The earlier conviction in a separate fast-track trial of Guede, an immigrant from Ivory Coast, is also likely to be examined in the Knox-Sollecito appeal. He gave the only eye-witness account of seeing the two lovers at the murder scene as it took place.

© Barcroft Media
A dramatic new photograph of the crime scene where Meredith was stabbed to death
After the murder, Guede fled to Germany, where he was arrested two weeks later after being caught travelling on a train without a ticket.

Disturbingly, police failed to act against Guede, despite having clear evidence of him committing break-ins or burglaries - some of them armed with a knife - at least three times in the weeks leading to Meredith's murder.

On September 27, 2007 - five weeks before the killing - Perugia bar tender Cristian Tramantano heard a noise downstairs in his home and found Guede wandering around with a large knife.

Tramantano recognised Guede from his work in a nightclub. There was a confrontation between the two, ending when Guede ran away.

On four occasions, Tramantano went to Perugia's central police station to report the break-in, identify Guede as the culprit and to detail how the intruder was armed and threatened him. On each occasion, he was ignored and police refused to log his complaint.

The following weekend, there was a break-in at an English-speaking nursery school in Milan in which €2,000 and a digital camera were stolen. The school owner, Maria Antoinette Salvadori del Prato, reported it to her local police station.

Three weeks later, on Saturday, October 27 - one week before the murder - Mrs Prato arrived at the school early in the morning with a locksmith to replace the front door, only to be confronted by Guede standing in the main school entrance.

Police were called and Guede questioned. A stolen laptop, digital camera and a ten-inch kitchen knife were found in his backpack.

But instead of being arrested and charged, Guede was merely escorted to Milan central railway station and placed on a train back to Perugia.

In the interim, on the weekend of October 13, there had been a break-in at the office of lawyers Paolo Brocchi and Luigi Palazzoli in which a first-floor window was smashed - similar to the break-in at Meredith's house.

A computer and other items were stolen. They were later found in Guede's possession but he was neither arrested nor charged.

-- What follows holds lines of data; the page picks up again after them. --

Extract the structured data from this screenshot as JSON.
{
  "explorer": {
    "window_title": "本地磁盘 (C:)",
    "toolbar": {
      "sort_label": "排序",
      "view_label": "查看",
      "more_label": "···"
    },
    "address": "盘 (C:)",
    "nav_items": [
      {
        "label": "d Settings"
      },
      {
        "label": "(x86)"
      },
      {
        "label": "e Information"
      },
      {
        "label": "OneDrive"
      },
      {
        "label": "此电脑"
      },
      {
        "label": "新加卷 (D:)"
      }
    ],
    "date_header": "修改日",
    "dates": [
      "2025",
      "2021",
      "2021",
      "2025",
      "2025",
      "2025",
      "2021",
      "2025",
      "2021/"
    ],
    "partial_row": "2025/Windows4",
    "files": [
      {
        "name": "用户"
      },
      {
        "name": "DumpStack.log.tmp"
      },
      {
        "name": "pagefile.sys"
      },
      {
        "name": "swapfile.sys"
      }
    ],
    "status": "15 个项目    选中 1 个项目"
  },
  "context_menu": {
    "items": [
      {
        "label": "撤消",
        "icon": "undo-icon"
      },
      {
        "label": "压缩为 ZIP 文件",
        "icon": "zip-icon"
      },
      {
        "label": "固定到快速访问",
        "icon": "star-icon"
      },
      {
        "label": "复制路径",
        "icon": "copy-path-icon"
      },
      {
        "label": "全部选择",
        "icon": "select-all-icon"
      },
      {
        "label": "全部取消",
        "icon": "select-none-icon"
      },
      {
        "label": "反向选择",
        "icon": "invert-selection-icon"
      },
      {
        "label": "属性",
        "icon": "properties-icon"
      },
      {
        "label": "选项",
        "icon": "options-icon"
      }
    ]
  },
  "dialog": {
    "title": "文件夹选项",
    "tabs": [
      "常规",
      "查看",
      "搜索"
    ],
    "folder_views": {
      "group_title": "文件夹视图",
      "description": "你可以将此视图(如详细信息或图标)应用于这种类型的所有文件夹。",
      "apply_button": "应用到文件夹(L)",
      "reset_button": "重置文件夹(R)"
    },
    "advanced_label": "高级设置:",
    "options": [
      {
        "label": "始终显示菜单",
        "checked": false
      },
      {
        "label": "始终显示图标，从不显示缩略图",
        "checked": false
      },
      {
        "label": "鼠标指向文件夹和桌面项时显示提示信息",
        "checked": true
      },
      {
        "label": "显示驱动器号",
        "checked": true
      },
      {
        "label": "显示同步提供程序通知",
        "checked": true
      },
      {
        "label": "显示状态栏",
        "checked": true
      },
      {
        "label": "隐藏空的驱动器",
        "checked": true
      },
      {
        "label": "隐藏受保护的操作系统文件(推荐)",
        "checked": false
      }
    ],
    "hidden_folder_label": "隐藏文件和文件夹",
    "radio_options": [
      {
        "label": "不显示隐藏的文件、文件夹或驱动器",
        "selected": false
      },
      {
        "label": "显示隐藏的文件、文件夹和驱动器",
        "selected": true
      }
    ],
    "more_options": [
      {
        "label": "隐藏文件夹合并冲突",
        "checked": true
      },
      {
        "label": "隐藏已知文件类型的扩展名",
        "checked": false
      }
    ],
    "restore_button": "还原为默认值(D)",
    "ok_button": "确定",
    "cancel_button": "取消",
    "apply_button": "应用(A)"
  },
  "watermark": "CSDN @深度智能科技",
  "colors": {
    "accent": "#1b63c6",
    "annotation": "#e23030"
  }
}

This series of crimes and the absence of police action has led several of Knox's defence team to believe that Guede was very likely a police informant being protected by someone within the force. If, as one associate of the defence team says, that is the case then it must be investigated, as that failure to act left Guede free to murder Meredith.

Knox's accusation that Perugia bar owner Patrick Lumumba was the killer and her confession to being in the house at the time will also be examined.

It is now known that Knox was interrogated for nearly 53 hours over five days, part of the time without a lawyer present. Italian law is clear: a suspect must not be interrogated without a lawyer.

However, Knox's interrogation fell into an uncertain area of the law because she went voluntarily to the police station and was initially interviewed as a potential witness, not a suspect.

At some point, she blamed Lumumba for the murder, adding that she had been present. At that time, Knox became a suspect and the interrogation should have been stopped. She should have been told of her rights and provided with a lawyer.

But nobody knows exactly when this happened because there is no video or audio recording of the entire interrogation - in spite of Italian legislation's insistence upon the videotaping of any suspect's interrogation.

According to her defence team, Knox was 'brainwashed...pressured into making up a story to satisfy very demanding interrogators'.

Her parents, Curt Knox and Edda Mellas, have publicly claimed that she was threatened and, on at least two occasions, slapped by interrogators - an allegation which has led to them being sued for defamation by a number of Perugian officers.

Mrs Mellas, a maths teacher, and her husband Chris Mellas are now contemplating moving to Italy to ensure they can remain at her side throughout an appeal that may yet prove every bit as seismic and bitter as the original trial.